Trust is an essential part of any effective team. It is the bond that holds teams together and it is one of the most important elements to develop and maintain in any relationship. The lack of trust breads uncertainty and hinders the collective functionality of any group of individuals. For this reason, it is important to not only develop trust in relationships but maintain a high level of trust so that the relationships remain intact and able to continually grow stronger.
Being able to trust another individual fully not only pertains to being able to trust what they say but also being able to trust how they act, their abilities and their integrity. It means to be able to rely on another individual to follow through with their commitments and to uphold the unspoken bonds of the relationship that you have formed with them. It is something that is built over time by many small actions and reference situations building upon one another to create a foundation of trust.
The bonds of trust are unfortunately often much easier to break than they are to form in the first place and the effects of a single betrayal of trust can be long-lasting and very detrimental to a relationship. For this reason we must be very careful of the way we communicate and act in relationships to establish and maintain our integrity at all times.
When my father, mother, brother, sister and I set out to attempt Mount Everest in 2008, one of the greatest advantages we had, and I believe one of the key factors in our success, was the strong trust we had developed with one another throughout our lives. One of the reasons why there is only about a 30% success rate for climbers attempting to reach the summit is that teams fall apart from lack of trust and respect. Being members of the same family, we had spent most of our lives building this trust relationship with one another. There were a number of important advantages that this gave us; advantages that teams members who had not developed a strong level of trust would be at a great disadvantage.

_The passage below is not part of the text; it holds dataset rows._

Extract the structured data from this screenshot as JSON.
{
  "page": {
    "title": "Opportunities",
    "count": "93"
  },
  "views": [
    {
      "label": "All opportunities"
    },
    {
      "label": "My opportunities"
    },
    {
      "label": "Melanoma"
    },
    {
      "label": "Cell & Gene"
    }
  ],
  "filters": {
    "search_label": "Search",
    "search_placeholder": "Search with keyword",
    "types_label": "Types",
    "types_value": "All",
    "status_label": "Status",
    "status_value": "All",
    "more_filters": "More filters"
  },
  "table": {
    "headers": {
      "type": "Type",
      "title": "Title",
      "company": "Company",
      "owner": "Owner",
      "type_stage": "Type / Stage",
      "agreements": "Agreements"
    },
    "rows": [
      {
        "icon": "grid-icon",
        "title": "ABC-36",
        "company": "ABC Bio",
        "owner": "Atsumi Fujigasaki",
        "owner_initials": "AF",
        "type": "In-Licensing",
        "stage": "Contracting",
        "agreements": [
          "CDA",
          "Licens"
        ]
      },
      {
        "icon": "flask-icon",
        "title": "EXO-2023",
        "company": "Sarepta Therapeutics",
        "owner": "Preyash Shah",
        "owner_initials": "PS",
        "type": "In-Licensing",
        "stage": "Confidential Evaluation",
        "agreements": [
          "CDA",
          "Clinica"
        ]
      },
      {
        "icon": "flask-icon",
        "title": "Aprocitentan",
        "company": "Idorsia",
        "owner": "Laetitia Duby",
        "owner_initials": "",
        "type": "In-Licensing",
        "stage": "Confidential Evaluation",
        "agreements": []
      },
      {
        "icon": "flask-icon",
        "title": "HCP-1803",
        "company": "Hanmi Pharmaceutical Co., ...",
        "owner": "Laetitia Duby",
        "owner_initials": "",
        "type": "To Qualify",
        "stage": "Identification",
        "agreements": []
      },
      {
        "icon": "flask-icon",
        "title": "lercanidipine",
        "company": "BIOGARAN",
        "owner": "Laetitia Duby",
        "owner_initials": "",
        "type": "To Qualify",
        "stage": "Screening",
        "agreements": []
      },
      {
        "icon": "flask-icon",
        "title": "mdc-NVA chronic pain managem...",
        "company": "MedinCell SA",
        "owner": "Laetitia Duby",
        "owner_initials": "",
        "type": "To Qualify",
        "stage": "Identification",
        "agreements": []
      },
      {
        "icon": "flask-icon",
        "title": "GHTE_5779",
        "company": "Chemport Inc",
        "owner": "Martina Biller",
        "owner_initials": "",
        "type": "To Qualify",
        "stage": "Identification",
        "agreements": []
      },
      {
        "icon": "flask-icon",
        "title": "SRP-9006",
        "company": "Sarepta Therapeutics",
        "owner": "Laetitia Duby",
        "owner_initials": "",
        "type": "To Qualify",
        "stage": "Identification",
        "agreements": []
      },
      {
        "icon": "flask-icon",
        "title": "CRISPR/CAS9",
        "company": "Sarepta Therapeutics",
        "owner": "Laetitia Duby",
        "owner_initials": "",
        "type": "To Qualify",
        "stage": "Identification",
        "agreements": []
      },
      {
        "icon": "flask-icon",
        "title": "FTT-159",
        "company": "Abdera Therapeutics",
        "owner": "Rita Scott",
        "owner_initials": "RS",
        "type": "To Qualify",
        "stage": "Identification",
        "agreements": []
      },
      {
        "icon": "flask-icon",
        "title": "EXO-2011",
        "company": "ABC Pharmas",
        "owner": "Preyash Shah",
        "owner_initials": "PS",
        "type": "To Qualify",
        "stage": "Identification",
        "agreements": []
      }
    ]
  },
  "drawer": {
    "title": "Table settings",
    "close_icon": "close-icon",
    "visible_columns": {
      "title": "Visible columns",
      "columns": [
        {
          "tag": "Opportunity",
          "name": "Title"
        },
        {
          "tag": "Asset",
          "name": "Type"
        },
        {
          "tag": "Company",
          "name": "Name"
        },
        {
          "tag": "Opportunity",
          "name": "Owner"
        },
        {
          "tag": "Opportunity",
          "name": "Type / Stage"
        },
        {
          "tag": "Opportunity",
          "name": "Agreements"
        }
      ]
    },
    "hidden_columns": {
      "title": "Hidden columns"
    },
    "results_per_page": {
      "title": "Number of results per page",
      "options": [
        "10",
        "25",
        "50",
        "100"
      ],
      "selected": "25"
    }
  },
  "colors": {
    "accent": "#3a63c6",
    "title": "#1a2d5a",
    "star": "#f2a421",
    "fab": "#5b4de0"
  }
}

Here are a few of the major advantages that we had. Firstly, it allowed each of us to focus on certain tasks at times and rely on other team members to complete other tasks. This turned out to be a crucial aspect of our efficiency because almost all the time one or more of us was too sick or too weak to accomplish certain tasks. Chopping and collecting ice to melt for drinking water, for example, was often a daunting task and the strongest member of the team at the time would generally take these physically more demanding tasks and rely on the weaker or sicker members to take up the slack on other tasks. Similarly, when it came to making important decisions, it can be very difficult to make good decisions because your mind is operating at reduced mental capacity due to the decreased oxygen availability. A lot of poor decisions are often made by climbers at high altitude and we were no exception to this trend. However, we had the advantage that we could confidently share the difficult decisions and responsibilities and essentially combine our mental capacities to minimize the errors and lapses in judgment that we experienced. We were thus able to pool our knowledge to make educated decisions in spite of the low oxygen environment.

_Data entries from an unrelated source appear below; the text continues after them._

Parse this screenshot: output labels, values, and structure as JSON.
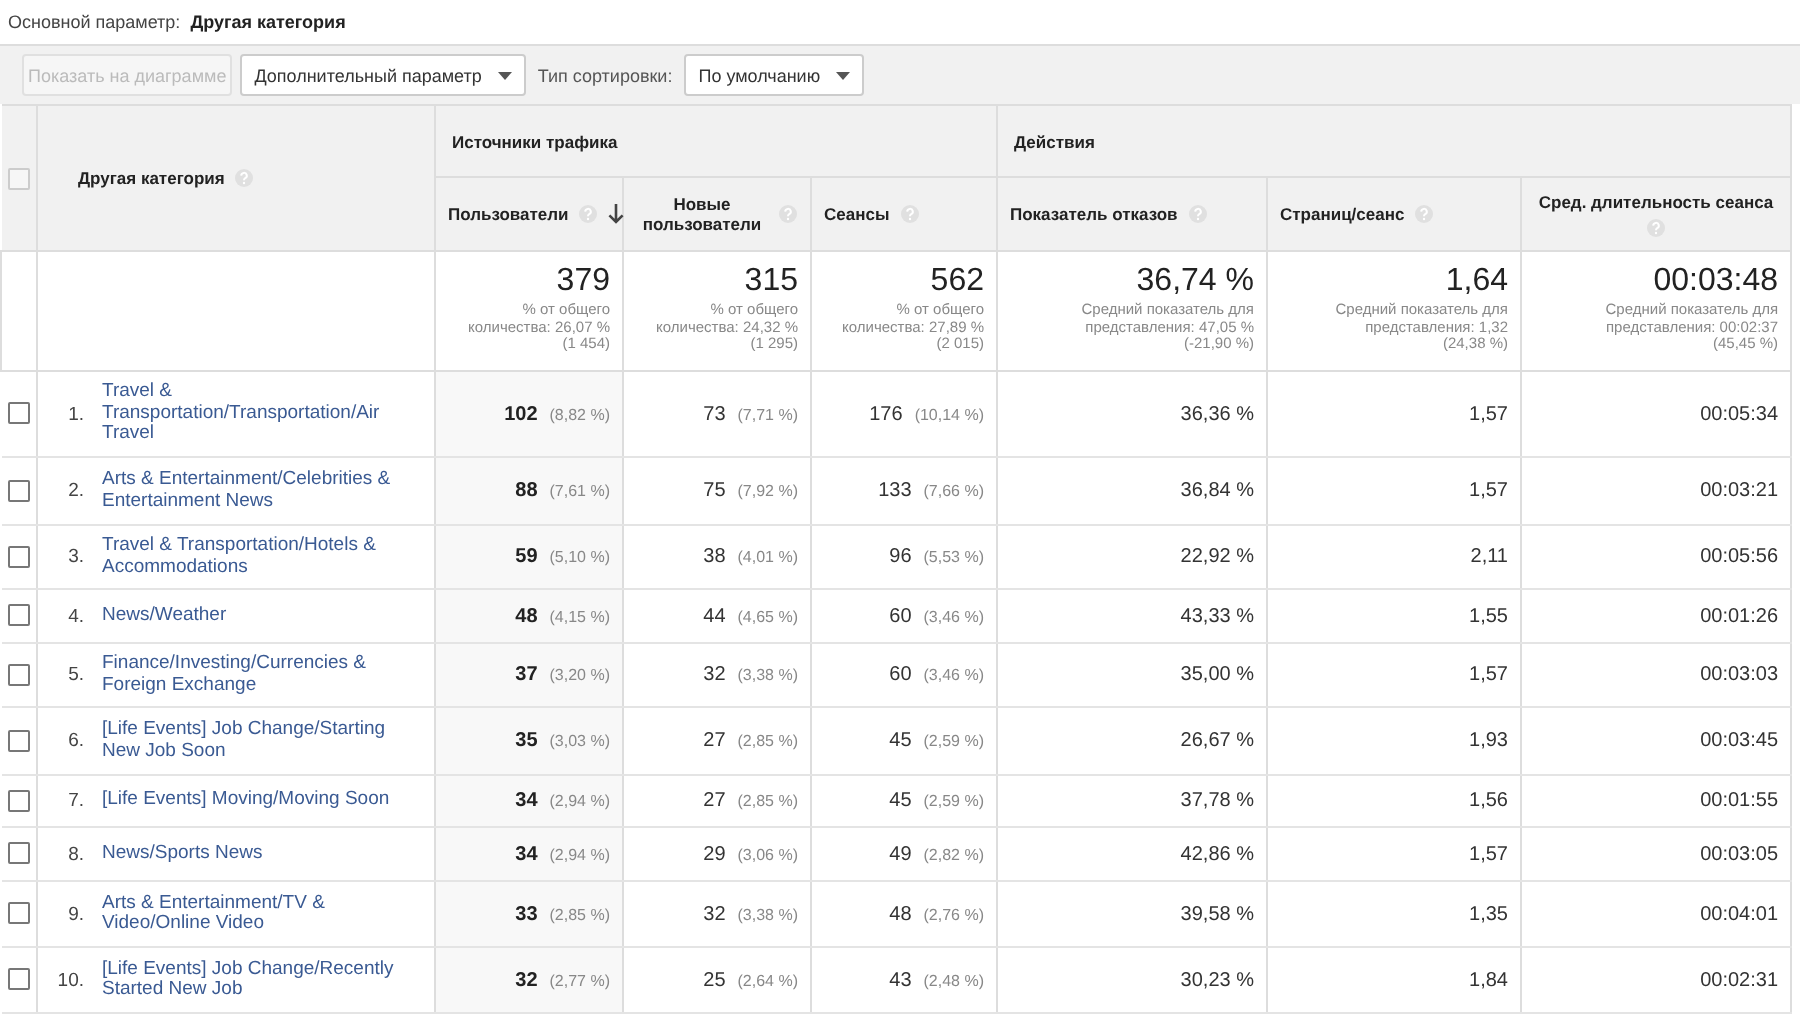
{
  "primary_dimension": {
    "label": "Основной параметр:",
    "value": "Другая категория"
  },
  "toolbar": {
    "chart_button": {
      "label": "Показать на диаграмме",
      "disabled": true
    },
    "secondary_dropdown": {
      "label": "Дополнительный параметр"
    },
    "sort_label": "Тип сортировки:",
    "sort_dropdown": {
      "value": "По умолчанию"
    }
  },
  "table": {
    "header_checkbox": {
      "checked": false
    },
    "dimension_column": "Другая категория",
    "groups": [
      {
        "label": "Источники трафика",
        "columns": [
          {
            "label": "Пользователи",
            "sorted": true
          },
          {
            "label": "Новые пользователи",
            "sorted": false
          },
          {
            "label": "Сеансы",
            "sorted": false
          }
        ]
      },
      {
        "label": "Действия",
        "columns": [
          {
            "label": "Показатель отказов",
            "sorted": false
          },
          {
            "label": "Страниц/сеанс",
            "sorted": false
          },
          {
            "label": "Сред. длительность сеанса",
            "sorted": false
          }
        ]
      }
    ],
    "totals": [
      {
        "value": "379",
        "note": "% от общего\nколичества: 26,07 %\n(1 454)"
      },
      {
        "value": "315",
        "note": "% от общего\nколичества: 24,32 %\n(1 295)"
      },
      {
        "value": "562",
        "note": "% от общего\nколичества: 27,89 %\n(2 015)"
      },
      {
        "value": "36,74 %",
        "note": "Средний показатель для\nпредставления: 47,05 %\n(-21,90 %)"
      },
      {
        "value": "1,64",
        "note": "Средний показатель для\nпредставления: 1,32\n(24,38 %)"
      },
      {
        "value": "00:03:48",
        "note": "Средний показатель для\nпредставления: 00:02:37\n(45,45 %)"
      }
    ],
    "rows": [
      {
        "index": "1.",
        "category": "Travel & Transportation/Transportation/Air Travel",
        "checked": false,
        "cells": [
          {
            "value": "102",
            "share": "(8,82 %)"
          },
          {
            "value": "73",
            "share": "(7,71 %)"
          },
          {
            "value": "176",
            "share": "(10,14 %)"
          },
          {
            "value": "36,36 %"
          },
          {
            "value": "1,57"
          },
          {
            "value": "00:05:34"
          }
        ]
      },
      {
        "index": "2.",
        "category": "Arts & Entertainment/Celebrities & Entertainment News",
        "checked": false,
        "cells": [
          {
            "value": "88",
            "share": "(7,61 %)"
          },
          {
            "value": "75",
            "share": "(7,92 %)"
          },
          {
            "value": "133",
            "share": "(7,66 %)"
          },
          {
            "value": "36,84 %"
          },
          {
            "value": "1,57"
          },
          {
            "value": "00:03:21"
          }
        ]
      },
      {
        "index": "3.",
        "category": "Travel & Transportation/Hotels & Accommodations",
        "checked": false,
        "cells": [
          {
            "value": "59",
            "share": "(5,10 %)"
          },
          {
            "value": "38",
            "share": "(4,01 %)"
          },
          {
            "value": "96",
            "share": "(5,53 %)"
          },
          {
            "value": "22,92 %"
          },
          {
            "value": "2,11"
          },
          {
            "value": "00:05:56"
          }
        ]
      },
      {
        "index": "4.",
        "category": "News/Weather",
        "checked": false,
        "cells": [
          {
            "value": "48",
            "share": "(4,15 %)"
          },
          {
            "value": "44",
            "share": "(4,65 %)"
          },
          {
            "value": "60",
            "share": "(3,46 %)"
          },
          {
            "value": "43,33 %"
          },
          {
            "value": "1,55"
          },
          {
            "value": "00:01:26"
          }
        ]
      },
      {
        "index": "5.",
        "category": "Finance/Investing/Currencies & Foreign Exchange",
        "checked": false,
        "cells": [
          {
            "value": "37",
            "share": "(3,20 %)"
          },
          {
            "value": "32",
            "share": "(3,38 %)"
          },
          {
            "value": "60",
            "share": "(3,46 %)"
          },
          {
            "value": "35,00 %"
          },
          {
            "value": "1,57"
          },
          {
            "value": "00:03:03"
          }
        ]
      },
      {
        "index": "6.",
        "category": "[Life Events] Job Change/Starting New Job Soon",
        "checked": false,
        "cells": [
          {
            "value": "35",
            "share": "(3,03 %)"
          },
          {
            "value": "27",
            "share": "(2,85 %)"
          },
          {
            "value": "45",
            "share": "(2,59 %)"
          },
          {
            "value": "26,67 %"
          },
          {
            "value": "1,93"
          },
          {
            "value": "00:03:45"
          }
        ]
      },
      {
        "index": "7.",
        "category": "[Life Events] Moving/Moving Soon",
        "checked": false,
        "cells": [
          {
            "value": "34",
            "share": "(2,94 %)"
          },
          {
            "value": "27",
            "share": "(2,85 %)"
          },
          {
            "value": "45",
            "share": "(2,59 %)"
          },
          {
            "value": "37,78 %"
          },
          {
            "value": "1,56"
          },
          {
            "value": "00:01:55"
          }
        ]
      },
      {
        "index": "8.",
        "category": "News/Sports News",
        "checked": false,
        "cells": [
          {
            "value": "34",
            "share": "(2,94 %)"
          },
          {
            "value": "29",
            "share": "(3,06 %)"
          },
          {
            "value": "49",
            "share": "(2,82 %)"
          },
          {
            "value": "42,86 %"
          },
          {
            "value": "1,57"
          },
          {
            "value": "00:03:05"
          }
        ]
      },
      {
        "index": "9.",
        "category": "Arts & Entertainment/TV & Video/Online Video",
        "checked": false,
        "cells": [
          {
            "value": "33",
            "share": "(2,85 %)"
          },
          {
            "value": "32",
            "share": "(3,38 %)"
          },
          {
            "value": "48",
            "share": "(2,76 %)"
          },
          {
            "value": "39,58 %"
          },
          {
            "value": "1,35"
          },
          {
            "value": "00:04:01"
          }
        ]
      },
      {
        "index": "10.",
        "category": "[Life Events] Job Change/Recently Started New Job",
        "checked": false,
        "cells": [
          {
            "value": "32",
            "share": "(2,77 %)"
          },
          {
            "value": "25",
            "share": "(2,64 %)"
          },
          {
            "value": "43",
            "share": "(2,48 %)"
          },
          {
            "value": "30,23 %"
          },
          {
            "value": "1,84"
          },
          {
            "value": "00:02:31"
          }
        ]
      }
    ]
  }
}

Because of the trust we had developed throughout our lives, we had a true interest in each other’s success and safety and it gave us a sense of security that the other team members were looking out for each of us. For a team that had not developed the strong bond of trust, this would be true to a much lesser extent. Climbers who are relative strangers, I believe, are more apt to look out primarily for themselves when lives are on the line and it takes the development of trust to change that instinctive response into a response of looking out for the team as a whole. As a family team we also didn’t feel hesitant or scared about putting our lives in each other’s care. There were many situations on the mountain where this was a must. From helping each other balance across the aluminum ladders spanning the deep crevasses in the Khumbu icefall to securing and inspecting each other’s gear and equipment, we were often confiding in each other safekeeping to minimize the danger and keep us alive.
We had developed trust as a family and as a team through the many past experienced we had gone through together. These reference experiences are very important. It takes time and effort to develop trust and a lot of factors can come into play. One of the most prevalent factors is proven reputation from past successes. The outcomes from similar judgment calls other individuals make often gives insight into how they will fare with analogous decisions. If you know someone who frequently makes poor decisions whether in their own lives or directly when dealing with others, it is difficult to put your trust in them when moving forward into new experiences with them. Any negative experiences between individuals will result in grave set-backs in the trust development process. It can be very difficult to forgive and forget when someone betrays your trust and on a deeper subconscious level sometimes betrayals are never able to be forgotten. The human mind will subconsciously recall these reference experiences when deciding to trust in another individual in any given situation.
At the end of the day, the true colors of ourselves and those around us eventually come to the surface we are seen for who we really are. By always delivering on promises and commitments and being consistent and honest in our behavior we are able to show those around us that we can be trusted. With reciprocation from those around us, the bonds of trust in relationships are strengthened.
In a team environment, trust between each of the individuals acts like a web to hold the team together and allow the team to function as a single unit. Once this level of trust is achieved, the effectiveness and ability of the team is much greater than the sum of the abilities of each of each individual alone. It allows the team members to rely on and build on one another to effectively achieve whatever the team has set its sights on.